══ EXERCISE MATERIAL

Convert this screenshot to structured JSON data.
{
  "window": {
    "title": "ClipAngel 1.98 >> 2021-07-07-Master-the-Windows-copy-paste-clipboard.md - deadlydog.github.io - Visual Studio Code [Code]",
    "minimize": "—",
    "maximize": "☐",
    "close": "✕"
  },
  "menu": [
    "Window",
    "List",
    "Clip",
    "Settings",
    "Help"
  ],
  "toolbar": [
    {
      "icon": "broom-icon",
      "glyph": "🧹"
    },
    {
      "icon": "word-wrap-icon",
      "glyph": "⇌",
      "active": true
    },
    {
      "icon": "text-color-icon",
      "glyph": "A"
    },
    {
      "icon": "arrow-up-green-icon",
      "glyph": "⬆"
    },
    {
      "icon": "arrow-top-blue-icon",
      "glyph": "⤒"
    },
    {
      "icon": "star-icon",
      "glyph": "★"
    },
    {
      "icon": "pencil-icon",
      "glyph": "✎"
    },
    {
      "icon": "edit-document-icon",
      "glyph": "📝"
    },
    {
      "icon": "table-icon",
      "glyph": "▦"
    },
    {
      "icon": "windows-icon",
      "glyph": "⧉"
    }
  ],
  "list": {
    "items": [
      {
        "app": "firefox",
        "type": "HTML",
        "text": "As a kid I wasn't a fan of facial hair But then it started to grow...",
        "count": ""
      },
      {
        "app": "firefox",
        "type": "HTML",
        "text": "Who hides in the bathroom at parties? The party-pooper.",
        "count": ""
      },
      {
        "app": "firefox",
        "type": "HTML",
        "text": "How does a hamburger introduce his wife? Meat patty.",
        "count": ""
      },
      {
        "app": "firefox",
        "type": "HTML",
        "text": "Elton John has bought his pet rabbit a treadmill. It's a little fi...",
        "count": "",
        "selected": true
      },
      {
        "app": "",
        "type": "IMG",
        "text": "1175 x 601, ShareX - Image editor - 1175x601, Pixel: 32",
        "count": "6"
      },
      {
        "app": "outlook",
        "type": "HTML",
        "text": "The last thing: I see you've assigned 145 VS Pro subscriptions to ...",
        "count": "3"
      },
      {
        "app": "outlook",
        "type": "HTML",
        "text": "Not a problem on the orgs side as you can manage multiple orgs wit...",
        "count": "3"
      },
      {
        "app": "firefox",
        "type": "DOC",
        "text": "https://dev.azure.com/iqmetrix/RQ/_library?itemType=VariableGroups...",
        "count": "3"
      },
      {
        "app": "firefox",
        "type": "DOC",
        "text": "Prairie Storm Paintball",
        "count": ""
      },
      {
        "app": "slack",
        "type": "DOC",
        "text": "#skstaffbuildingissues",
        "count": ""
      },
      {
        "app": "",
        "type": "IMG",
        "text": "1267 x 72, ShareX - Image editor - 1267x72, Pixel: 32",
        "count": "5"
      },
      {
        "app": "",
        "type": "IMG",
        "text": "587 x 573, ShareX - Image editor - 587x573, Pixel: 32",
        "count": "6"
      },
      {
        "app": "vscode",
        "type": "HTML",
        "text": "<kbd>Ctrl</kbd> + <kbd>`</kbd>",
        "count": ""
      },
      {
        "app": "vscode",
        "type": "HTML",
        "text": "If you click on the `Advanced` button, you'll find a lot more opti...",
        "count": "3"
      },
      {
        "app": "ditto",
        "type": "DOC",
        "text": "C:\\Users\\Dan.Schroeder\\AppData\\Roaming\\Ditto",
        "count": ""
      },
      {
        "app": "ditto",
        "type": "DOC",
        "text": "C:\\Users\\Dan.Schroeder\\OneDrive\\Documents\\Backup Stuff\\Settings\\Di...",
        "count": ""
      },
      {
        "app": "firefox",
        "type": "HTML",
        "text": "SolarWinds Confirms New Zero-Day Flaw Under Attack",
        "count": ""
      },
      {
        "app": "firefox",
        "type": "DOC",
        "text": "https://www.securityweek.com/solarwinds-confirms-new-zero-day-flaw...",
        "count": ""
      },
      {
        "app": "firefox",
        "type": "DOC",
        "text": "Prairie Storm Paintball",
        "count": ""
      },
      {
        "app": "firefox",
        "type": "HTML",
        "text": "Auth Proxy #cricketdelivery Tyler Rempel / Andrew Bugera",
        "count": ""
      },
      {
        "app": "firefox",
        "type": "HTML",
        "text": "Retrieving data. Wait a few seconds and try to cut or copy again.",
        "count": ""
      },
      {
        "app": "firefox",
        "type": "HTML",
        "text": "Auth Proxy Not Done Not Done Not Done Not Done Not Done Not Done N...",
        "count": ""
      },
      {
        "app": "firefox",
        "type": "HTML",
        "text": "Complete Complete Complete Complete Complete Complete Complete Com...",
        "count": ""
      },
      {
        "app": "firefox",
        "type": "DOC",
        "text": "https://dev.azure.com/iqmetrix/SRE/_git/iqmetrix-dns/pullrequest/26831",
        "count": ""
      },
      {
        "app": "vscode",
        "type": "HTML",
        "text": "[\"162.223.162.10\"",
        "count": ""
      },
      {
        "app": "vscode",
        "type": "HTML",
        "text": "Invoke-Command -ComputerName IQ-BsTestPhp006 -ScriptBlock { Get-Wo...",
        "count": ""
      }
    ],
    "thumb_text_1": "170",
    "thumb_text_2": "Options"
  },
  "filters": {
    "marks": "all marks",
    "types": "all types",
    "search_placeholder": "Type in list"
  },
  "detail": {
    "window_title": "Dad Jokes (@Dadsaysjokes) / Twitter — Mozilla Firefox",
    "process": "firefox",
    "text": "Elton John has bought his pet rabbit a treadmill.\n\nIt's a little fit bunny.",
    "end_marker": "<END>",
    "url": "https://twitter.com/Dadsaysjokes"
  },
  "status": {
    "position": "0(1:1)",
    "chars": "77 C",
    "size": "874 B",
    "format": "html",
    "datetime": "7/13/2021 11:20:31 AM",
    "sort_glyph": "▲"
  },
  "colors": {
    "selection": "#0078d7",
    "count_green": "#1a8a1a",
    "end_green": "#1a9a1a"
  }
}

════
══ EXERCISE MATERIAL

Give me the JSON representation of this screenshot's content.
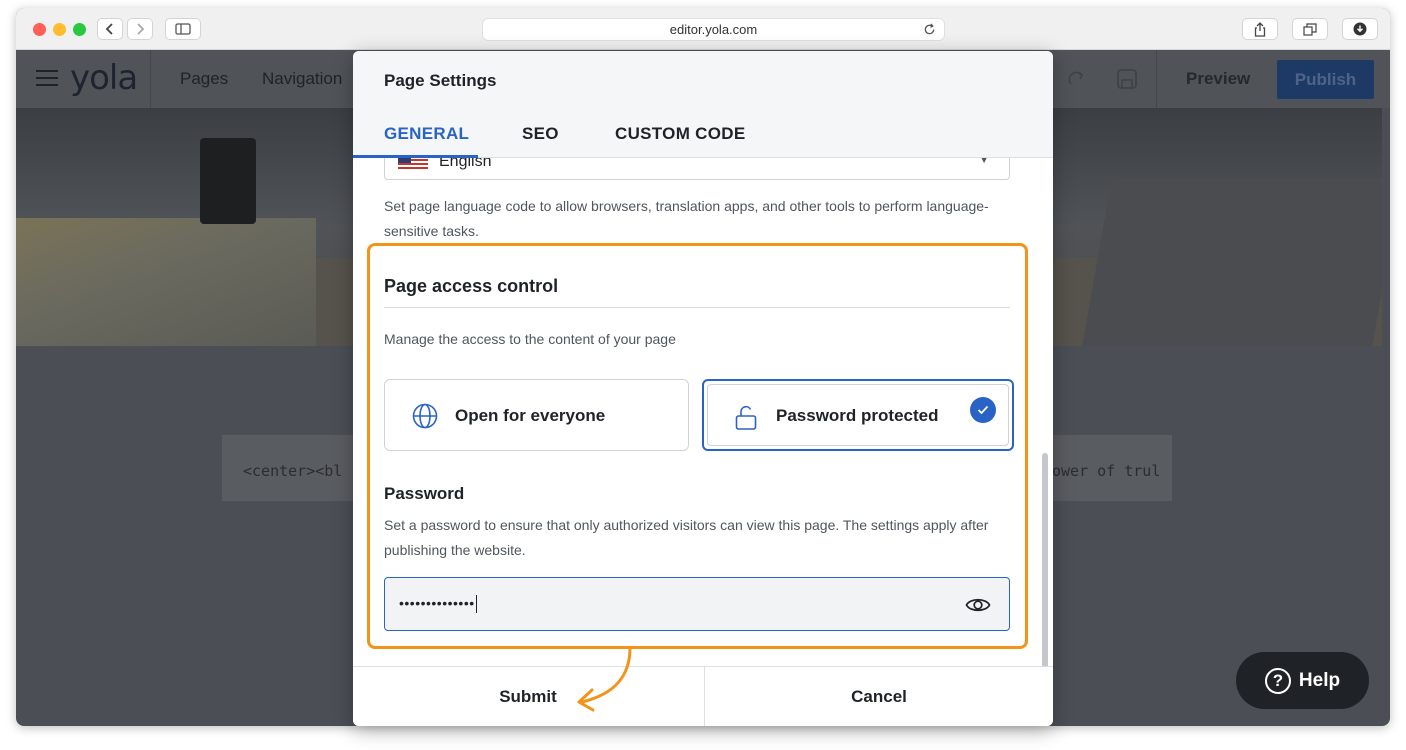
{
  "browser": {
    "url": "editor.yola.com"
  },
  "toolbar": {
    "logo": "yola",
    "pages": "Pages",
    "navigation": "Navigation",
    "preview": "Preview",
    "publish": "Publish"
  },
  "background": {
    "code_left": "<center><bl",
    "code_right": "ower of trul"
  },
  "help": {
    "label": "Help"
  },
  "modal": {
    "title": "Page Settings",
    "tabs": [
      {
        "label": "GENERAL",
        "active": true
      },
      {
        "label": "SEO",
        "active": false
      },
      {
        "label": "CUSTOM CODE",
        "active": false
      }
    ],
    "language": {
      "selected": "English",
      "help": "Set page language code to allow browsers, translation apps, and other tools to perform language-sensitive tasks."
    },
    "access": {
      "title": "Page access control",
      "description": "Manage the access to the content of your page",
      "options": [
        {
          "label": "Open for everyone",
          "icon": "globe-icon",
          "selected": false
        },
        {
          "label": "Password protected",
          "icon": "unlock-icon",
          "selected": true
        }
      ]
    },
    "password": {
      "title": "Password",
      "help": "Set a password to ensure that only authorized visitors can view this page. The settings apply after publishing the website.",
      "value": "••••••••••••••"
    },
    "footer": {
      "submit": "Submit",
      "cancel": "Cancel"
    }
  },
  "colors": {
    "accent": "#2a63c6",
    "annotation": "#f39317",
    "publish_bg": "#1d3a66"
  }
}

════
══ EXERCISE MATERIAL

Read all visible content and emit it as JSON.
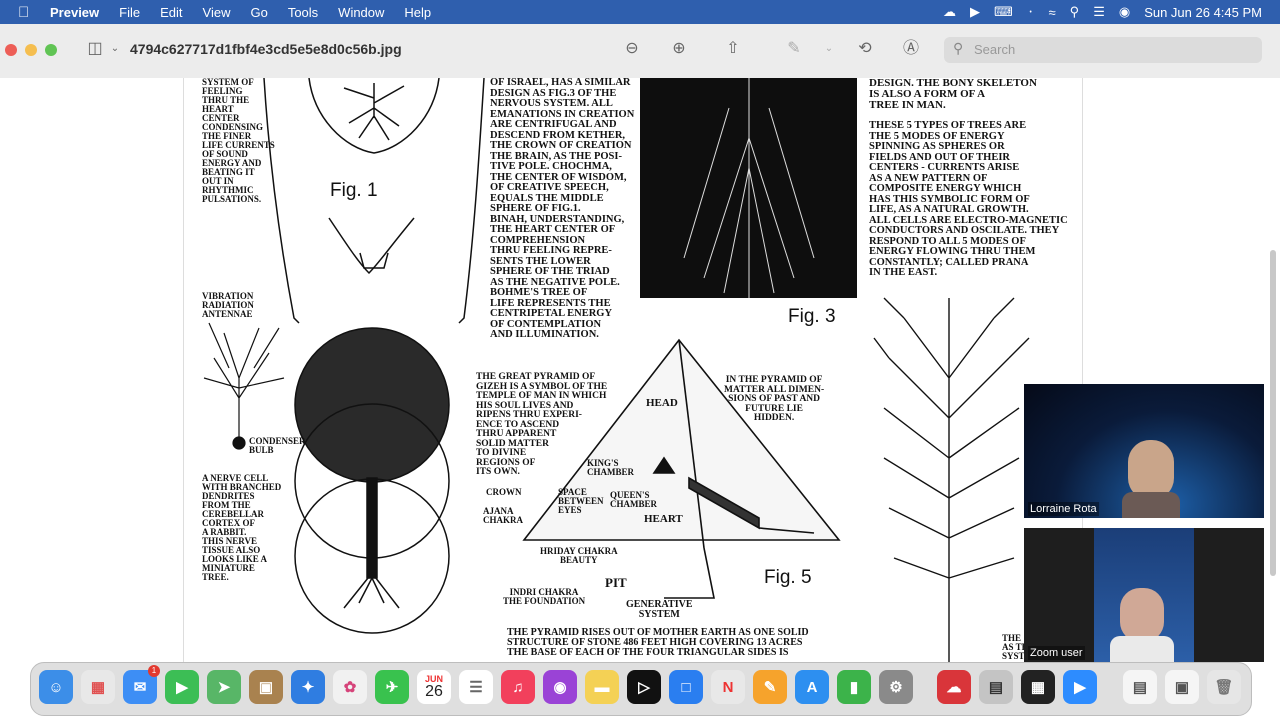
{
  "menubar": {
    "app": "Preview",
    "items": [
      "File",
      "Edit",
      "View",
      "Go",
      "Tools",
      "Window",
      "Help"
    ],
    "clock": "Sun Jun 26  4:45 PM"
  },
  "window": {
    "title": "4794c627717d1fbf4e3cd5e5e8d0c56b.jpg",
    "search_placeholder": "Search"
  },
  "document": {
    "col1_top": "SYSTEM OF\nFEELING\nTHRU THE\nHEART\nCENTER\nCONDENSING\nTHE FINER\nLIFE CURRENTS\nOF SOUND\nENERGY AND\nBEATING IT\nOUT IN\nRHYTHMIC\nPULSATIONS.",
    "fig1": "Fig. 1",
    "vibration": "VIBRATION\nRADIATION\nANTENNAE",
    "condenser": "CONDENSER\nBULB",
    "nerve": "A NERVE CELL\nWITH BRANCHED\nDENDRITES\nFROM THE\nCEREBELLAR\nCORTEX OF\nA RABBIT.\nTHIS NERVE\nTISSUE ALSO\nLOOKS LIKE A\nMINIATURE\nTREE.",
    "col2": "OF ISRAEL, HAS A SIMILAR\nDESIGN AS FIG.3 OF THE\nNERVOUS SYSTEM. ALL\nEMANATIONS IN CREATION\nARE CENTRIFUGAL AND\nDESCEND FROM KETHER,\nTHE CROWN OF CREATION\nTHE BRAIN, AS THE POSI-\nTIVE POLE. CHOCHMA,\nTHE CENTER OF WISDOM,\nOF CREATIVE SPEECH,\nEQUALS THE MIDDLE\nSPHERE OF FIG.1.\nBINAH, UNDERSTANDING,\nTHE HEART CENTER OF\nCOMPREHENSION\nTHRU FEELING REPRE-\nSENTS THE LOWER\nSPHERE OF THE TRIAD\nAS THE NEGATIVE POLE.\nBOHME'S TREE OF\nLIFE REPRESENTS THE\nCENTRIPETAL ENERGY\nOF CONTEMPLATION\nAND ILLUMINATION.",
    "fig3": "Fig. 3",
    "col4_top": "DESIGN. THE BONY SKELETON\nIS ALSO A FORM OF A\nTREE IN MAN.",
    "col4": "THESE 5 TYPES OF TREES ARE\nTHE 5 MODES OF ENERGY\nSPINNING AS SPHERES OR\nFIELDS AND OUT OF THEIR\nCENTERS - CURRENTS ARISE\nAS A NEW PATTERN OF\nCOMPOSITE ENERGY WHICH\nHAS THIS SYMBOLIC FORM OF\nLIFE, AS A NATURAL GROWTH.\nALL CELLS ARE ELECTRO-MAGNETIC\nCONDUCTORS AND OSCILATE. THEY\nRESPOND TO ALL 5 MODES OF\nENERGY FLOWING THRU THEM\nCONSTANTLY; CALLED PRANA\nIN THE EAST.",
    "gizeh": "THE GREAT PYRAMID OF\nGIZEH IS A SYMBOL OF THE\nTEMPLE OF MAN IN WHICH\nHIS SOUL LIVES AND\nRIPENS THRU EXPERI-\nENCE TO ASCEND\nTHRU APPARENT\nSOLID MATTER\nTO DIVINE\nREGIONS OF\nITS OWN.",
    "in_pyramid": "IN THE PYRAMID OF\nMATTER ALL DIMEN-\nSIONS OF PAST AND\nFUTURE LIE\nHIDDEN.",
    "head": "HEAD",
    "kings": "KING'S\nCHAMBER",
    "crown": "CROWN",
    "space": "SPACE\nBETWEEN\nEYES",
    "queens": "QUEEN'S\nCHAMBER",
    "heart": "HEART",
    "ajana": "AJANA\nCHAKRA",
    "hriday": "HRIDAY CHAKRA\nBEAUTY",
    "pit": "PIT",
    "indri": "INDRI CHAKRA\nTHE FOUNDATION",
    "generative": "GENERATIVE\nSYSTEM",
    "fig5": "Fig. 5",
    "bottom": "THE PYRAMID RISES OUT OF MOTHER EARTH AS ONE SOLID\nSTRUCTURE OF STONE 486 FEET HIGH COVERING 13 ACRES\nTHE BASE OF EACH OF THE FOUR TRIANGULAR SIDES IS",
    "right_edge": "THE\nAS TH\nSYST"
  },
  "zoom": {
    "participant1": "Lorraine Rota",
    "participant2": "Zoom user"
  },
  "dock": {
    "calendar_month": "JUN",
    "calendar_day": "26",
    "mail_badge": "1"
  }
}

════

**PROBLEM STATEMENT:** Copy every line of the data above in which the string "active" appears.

**EXERCISE OUTPUT:**
      "active": true
        "active": true
        "active": false
        "active": false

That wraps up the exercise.